» Aim of the task
Give every entry again, word for word and in full.

» Records for this task
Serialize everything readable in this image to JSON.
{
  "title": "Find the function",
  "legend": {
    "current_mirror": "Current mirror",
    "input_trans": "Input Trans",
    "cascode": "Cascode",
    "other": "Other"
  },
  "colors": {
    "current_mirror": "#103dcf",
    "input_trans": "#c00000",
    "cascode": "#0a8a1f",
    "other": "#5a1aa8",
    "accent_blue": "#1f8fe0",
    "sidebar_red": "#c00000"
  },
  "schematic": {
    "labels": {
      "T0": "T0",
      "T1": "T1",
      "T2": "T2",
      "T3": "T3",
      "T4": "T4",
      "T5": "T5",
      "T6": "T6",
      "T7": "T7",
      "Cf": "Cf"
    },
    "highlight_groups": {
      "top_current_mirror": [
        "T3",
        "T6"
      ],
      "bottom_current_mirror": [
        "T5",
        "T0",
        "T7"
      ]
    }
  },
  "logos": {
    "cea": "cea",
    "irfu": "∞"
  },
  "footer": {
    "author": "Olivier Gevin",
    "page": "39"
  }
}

» Task response
Serialize everything readable in this image to JSON.
{
  "title": "Find the function",
  "legend": {
    "current_mirror": "Current mirror",
    "input_trans": "Input Trans",
    "cascode": "Cascode",
    "other": "Other"
  },
  "colors": {
    "current_mirror": "#103dcf",
    "input_trans": "#c00000",
    "cascode": "#0a8a1f",
    "other": "#5a1aa8",
    "accent_blue": "#1f8fe0",
    "sidebar_red": "#c00000"
  },
  "schematic": {
    "labels": {
      "T0": "T0",
      "T1": "T1",
      "T2": "T2",
      "T3": "T3",
      "T4": "T4",
      "T5": "T5",
      "T6": "T6",
      "T7": "T7",
      "Cf": "Cf"
    },
    "highlight_groups": {
      "top_current_mirror": [
        "T3",
        "T6"
      ],
      "bottom_current_mirror": [
        "T5",
        "T0",
        "T7"
      ]
    }
  },
  "logos": {
    "cea": "cea",
    "irfu": "∞"
  },
  "footer": {
    "author": "Olivier Gevin",
    "page": "39"
  }
}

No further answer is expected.